In an interview with Variety this week amid Cannes Film Festival coverage, Davis touched on her recently released book Finding Me, as well as shared reflections on her upbringing and how it made an impact on who she is today. Around the 32:37 mark in the video below, Davis pointed out what she says remains a widely seen shortcoming in terms of storytelling within the film and TV industries, ultimately resulting in a mention of the incident with an unnamed director.
“In terms of storytelling that’s expansive, that is as expansive as one’s imagination, that’s not happening yet,” she told journalist Elizabeth Wagmeister. “There’s just certain genres and certain storytelling that—when you’re in a room as a producer—you have to really fight for those stories.”
Davis continued, giving two hypothetical examples outlining her larger point.
“Like if I wanted to play a mother whose son lived in a challenging neighborhood, low-income neighborhood, and he was a gang member who died in a drive-by shooting, I could get that made,” she said. “If I played a woman who was, I don’t know, looking to recreate herself by, I don’t know, flying to Nice and sleeping with five men at the age of 56 looking like me, I’m going to have a hard time pushing that one.
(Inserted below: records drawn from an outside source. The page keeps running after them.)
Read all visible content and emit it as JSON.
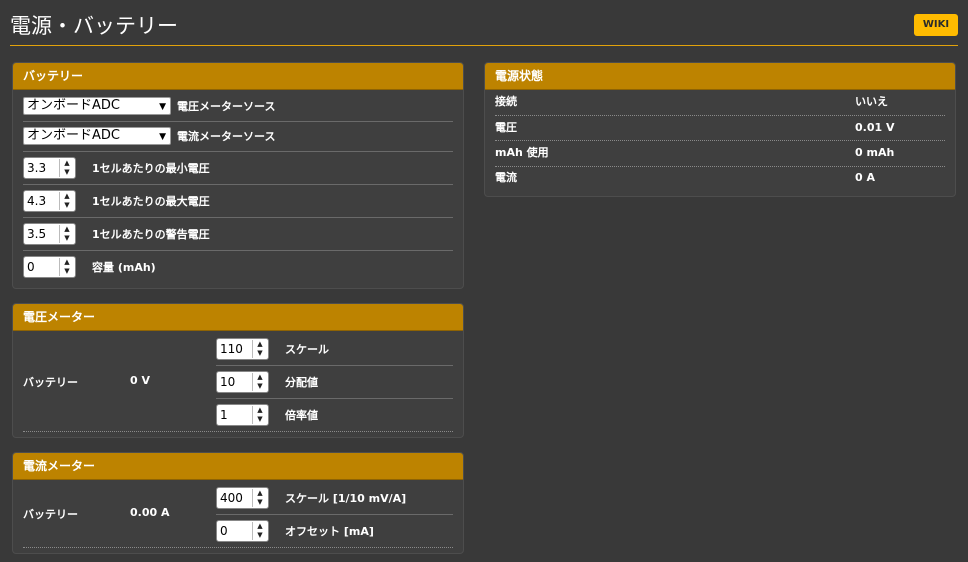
{
  "page": {
    "title": "電源・バッテリー",
    "wiki_label": "WIKI"
  },
  "battery": {
    "title": "バッテリー",
    "voltage_source": {
      "value": "オンボードADC",
      "label": "電圧メーターソース"
    },
    "current_source": {
      "value": "オンボードADC",
      "label": "電流メーターソース"
    },
    "min_cell": {
      "value": "3.3",
      "label": "1セルあたりの最小電圧"
    },
    "max_cell": {
      "value": "4.3",
      "label": "1セルあたりの最大電圧"
    },
    "warn_cell": {
      "value": "3.5",
      "label": "1セルあたりの警告電圧"
    },
    "capacity": {
      "value": "0",
      "label": "容量 (mAh)"
    }
  },
  "voltage_meter": {
    "title": "電圧メーター",
    "name": "バッテリー",
    "reading": "0 V",
    "scale": {
      "value": "110",
      "label": "スケール"
    },
    "divider": {
      "value": "10",
      "label": "分配値"
    },
    "multiplier": {
      "value": "1",
      "label": "倍率値"
    }
  },
  "current_meter": {
    "title": "電流メーター",
    "name": "バッテリー",
    "reading": "0.00 A",
    "scale": {
      "value": "400",
      "label": "スケール [1/10 mV/A]"
    },
    "offset": {
      "value": "0",
      "label": "オフセット [mA]"
    }
  },
  "power_status": {
    "title": "電源状態",
    "rows": [
      {
        "label": "接続",
        "value": "いいえ"
      },
      {
        "label": "電圧",
        "value": "0.01 V"
      },
      {
        "label": "mAh 使用",
        "value": "0 mAh"
      },
      {
        "label": "電流",
        "value": "0 A"
      }
    ]
  },
  "icons": {
    "dropdown": "triangle-down-icon",
    "spinner": "up-down-arrows-icon"
  }
}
Even as a Viola Davis. Because people can’t reconcile the Blackness with spiritual awakening, and sexuality. It’s too much. It’s too much when you look like ‘my maid Louise.’”
At the time of the director incident, Davis explained, she and the unnamed filmmaker had known each other for around a decade.
“I actually had a director who did that to me, who said ‘Louise!’” She said. “And I’d known for him, like, 10 years and he called me Louise. And I found out it was because his maid’s name was Louise. So that has not changed.”
Asked to clarify when this occurred, Davis said she was “maybe around 30” at the time. “What you have to realize is those sort of microaggressions, they happen all the time,” she said.
See the full discussion above/below, via Variety. Davis also discusses colorism, the choices brought on by “getting your heart broken a lot,” and much more.
This September, Viola Davis will be seen in the historical drama The Woman King, which she also produced under her and husband Julius Tennon’s JuVee Productions banner. The film, directed by Gina Prince-Bythewood, is slated for release on Sept. 16 and also stars Thuso Mbedu and John Boyega.